All of these actions should help "flatten the curve," limiting the spread of coronavirus cases, easing the burden on hospitals and giving more time to ramp up testing, churn out needed medical gear such as ventilators and masks, and to develop treatments and vaccines.

But the economic impact is severe. Initial jobless claims for this past week likely exploded to two million or more, which would be triple the all-time record.

St. Louis Fed President James Bullard told Bloomberg News that second-quarter GDP could crash 50% quarter-on-quarter, with unemployment exploding to 30%. In the Great Depression, unemployment peaked at 25%.

Morgan Stanley predicts a 2.4% annualized decline in Q1, followed by a 30% plunge in Q2.

Amid all the gloom, Walmart (WMT) and Amazon (AMZN) are going on hiring sprees. Walmart is hiring 150,000 while Amazon is adding 100,000 as both face increased demand amid coronavirus pandemic shopping.

Coronavirus Stimulus Deal In Trouble

The coronavirus stimulus package could approach $2 trillion.
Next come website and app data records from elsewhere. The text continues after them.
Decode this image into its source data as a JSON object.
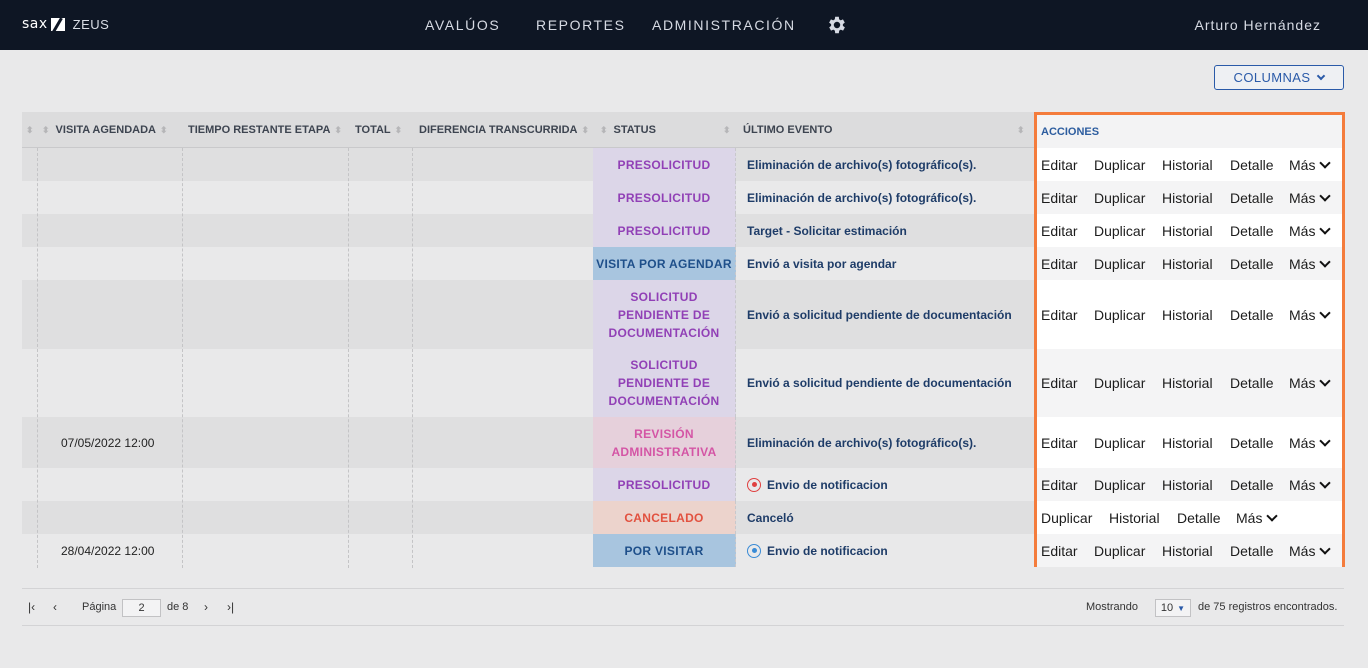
{
  "header": {
    "brand": "sax",
    "app_name": "ZEUS",
    "nav": [
      "AVALÚOS",
      "REPORTES",
      "ADMINISTRACIÓN"
    ],
    "user": "Arturo Hernández"
  },
  "toolbar": {
    "columns_label": "COLUMNAS"
  },
  "table": {
    "headers": {
      "visita": "VISITA AGENDADA",
      "tiempo": "TIEMPO RESTANTE ETAPA",
      "total": "TOTAL",
      "diferencia": "DIFERENCIA TRANSCURRIDA",
      "status": "STATUS",
      "evento": "ÚLTIMO EVENTO",
      "acciones": "ACCIONES"
    },
    "rows": [
      {
        "visita": "",
        "status": "PRESOLICITUD",
        "event": "Eliminación de archivo(s) fotográfico(s)."
      },
      {
        "visita": "",
        "status": "PRESOLICITUD",
        "event": "Eliminación de archivo(s) fotográfico(s)."
      },
      {
        "visita": "",
        "status": "PRESOLICITUD",
        "event": "Target - Solicitar estimación"
      },
      {
        "visita": "",
        "status": "VISITA POR AGENDAR",
        "event": "Envió a visita por agendar"
      },
      {
        "visita": "",
        "status": "SOLICITUD PENDIENTE DE DOCUMENTACIÓN",
        "event": "Envió a solicitud pendiente de documentación"
      },
      {
        "visita": "",
        "status": "SOLICITUD PENDIENTE DE DOCUMENTACIÓN",
        "event": "Envió a solicitud pendiente de documentación"
      },
      {
        "visita": "07/05/2022 12:00",
        "status": "REVISIÓN ADMINISTRATIVA",
        "event": "Eliminación de archivo(s) fotográfico(s)."
      },
      {
        "visita": "",
        "status": "PRESOLICITUD",
        "event": "Envio de notificacion"
      },
      {
        "visita": "",
        "status": "CANCELADO",
        "event": "Canceló"
      },
      {
        "visita": "28/04/2022 12:00",
        "status": "POR VISITAR",
        "event": "Envio de notificacion"
      }
    ],
    "actions": {
      "edit": "Editar",
      "duplicate": "Duplicar",
      "history": "Historial",
      "detail": "Detalle",
      "more": "Más"
    }
  },
  "pagination": {
    "page_label": "Página",
    "page": "2",
    "of_label": "de 8",
    "showing_label": "Mostrando",
    "page_size": "10",
    "records_label": "de 75 registros encontrados."
  },
  "colors": {
    "topbar": "#0e1624",
    "highlight": "#f47c3c",
    "accent": "#2a5aa8"
  }
}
Senate provisions, still in flux, would provide aid would include direct checks to many Americans, expanded jobless benefits, loans to small businesses aid to states and hospitals. It would also give Treasury Secretary Steven Mnuchin $500 billion in discretionary funds to aid businesses.

Senate Democrats defeated a procedural vote to advance coronavirus rescue legislation, in part on the $500 billion in discretionary funds. The vote wasn't on the stimulus package istelf, which is still unfinished. But it would have made it easier to approve a final deal Monday.
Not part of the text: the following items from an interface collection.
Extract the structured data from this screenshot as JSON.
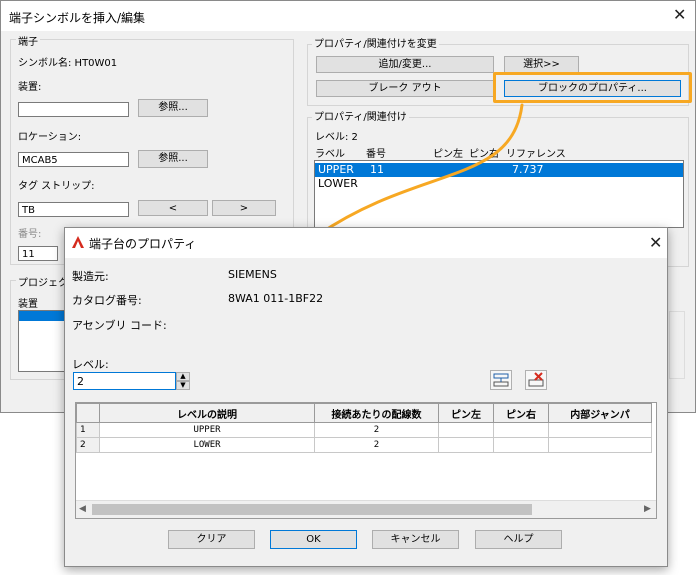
{
  "dialog1": {
    "title": "端子シンボルを挿入/編集",
    "terminal_group": {
      "label": "端子",
      "symbol_name": "シンボル名: HT0W01",
      "device_label": "装置:",
      "device_value": "",
      "browse1": "参照...",
      "location_label": "ロケーション:",
      "location_value": "MCAB5",
      "browse2": "参照...",
      "tagstrip_label": "タグ ストリップ:",
      "tagstrip_value": "TB",
      "prev": "<",
      "next": ">",
      "number_label": "番号:",
      "number_value": "11"
    },
    "project_group": {
      "label": "プロジェクト",
      "device_label": "装置"
    },
    "change_group": {
      "label": "プロパティ/関連付けを変更",
      "add_change": "追加/変更...",
      "select": "選択>>",
      "break_out": "ブレーク アウト",
      "block_props": "ブロックのプロパティ..."
    },
    "assoc_group": {
      "label": "プロパティ/関連付け",
      "level_text": "レベル:  2",
      "headers": [
        "ラベル",
        "番号",
        "ピン左",
        "ピン右",
        "リファレンス"
      ],
      "rows": [
        {
          "label": "UPPER",
          "number": "11",
          "ref": "7.737"
        },
        {
          "label": "LOWER",
          "number": "",
          "ref": ""
        }
      ]
    }
  },
  "dialog2": {
    "title": "端子台のプロパティ",
    "manufacturer_label": "製造元:",
    "manufacturer_value": "SIEMENS",
    "catalog_label": "カタログ番号:",
    "catalog_value": "8WA1 011-1BF22",
    "assembly_label": "アセンブリ コード:",
    "level_label": "レベル:",
    "level_value": "2",
    "grid": {
      "headers": [
        "レベルの説明",
        "接続あたりの配線数",
        "ピン左",
        "ピン右",
        "内部ジャンパ"
      ],
      "rows": [
        {
          "num": "1",
          "desc": "UPPER",
          "wires": "2",
          "pin_left": "",
          "pin_right": "",
          "jumper": ""
        },
        {
          "num": "2",
          "desc": "LOWER",
          "wires": "2",
          "pin_left": "",
          "pin_right": "",
          "jumper": ""
        }
      ]
    },
    "buttons": {
      "clear": "クリア",
      "ok": "OK",
      "cancel": "キャンセル",
      "help": "ヘルプ"
    }
  },
  "colors": {
    "highlight": "#f7a823",
    "selection": "#0078d7",
    "autocad_red": "#d52b1e"
  }
}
House Speaker Nancy Pelosi, D-Calif., who opposes the current Senate stimulus framework, said the House plans to introduce its own legislation.

Monday night, Mnuchin continued negotiations between Senate Majority Leader Mitch McConnell, R-Ky. and Senate Minority Leader Chuck Schumer, D-N.Y.

McConnell said that if there's no deal, he hold the procedural vote again, at 9:45 a.m. ET, with stock markets open for trading.

Meanwhile, with Sen. Paul testing positive and Lee and Romney joining two other GOP senators already in self-quarantine, McConnell has 49 Republican senators available to vote on an eventual coronavirus stimulus package. The Senate currently does not allow for remote voting, though there is a push to change the rules.

On Sunday morning, Mnuchin said that, combined with the Federal Reserve, the government would have up to $4 trillion to support the economy.

Over the past week, the Fed and central banks around the world have been stepping up extraordinary monetary stimulus. The Fed has ramped up its buys of Treasuries and mortgage-backed securities and is likely to absorb much of the massive Treasury debt issuance in the coming months.

The Fed is providing support for money markets and will extend its remit to municipal bonds. The coronavirus rescue package could expand the Fed's power to buy corporate debt.


Coronavirus Stock Market Crash

With the economy in an unprecedented meltdown, the current coronavirus stock market crash is understandable. The Dow Jones Industrial Average plunged 17.3% last week to its lowest level since November 2016, a few weeks after President Donald Trump was elected. The S&P 500 index skidded 15% while the Nasdaq composite retreated 12.6%. All of those are on top of huge losses in the past month.

President Trump and McConnell had hoped to have at least a tentative stimulus deal before the stock market opens Monday. Dow Jones, S&P 500 and Nasdaq futures fell 5% or more, hitting limit down just moments after trading began at 6 p.m. ET. Futures resumed trading as they pared losses, but were down sharply.

In 2008, House Republicans voted down the TARP rescue package, triggering another big stock sell-off before the plan finally passed.

The New York Stock Exchange trading floor will be closed as of Monday. Most stock trading is now electronic.

Dow Jones Stocks Under Pressure

Dow Jones aerospace giant Boeing was already reeling from the 737 Max grounding for the past year. Now airlines may have no need for any new jets for the foreseeable future. Boeing stock crashed 44% just last week to its lowest level in nearly seven years.

Boeing suspended its dividend and buybacks late Friday, aiming to preserve cash and win over lawmakers reluctant to bail out the company.


Source: Investors.com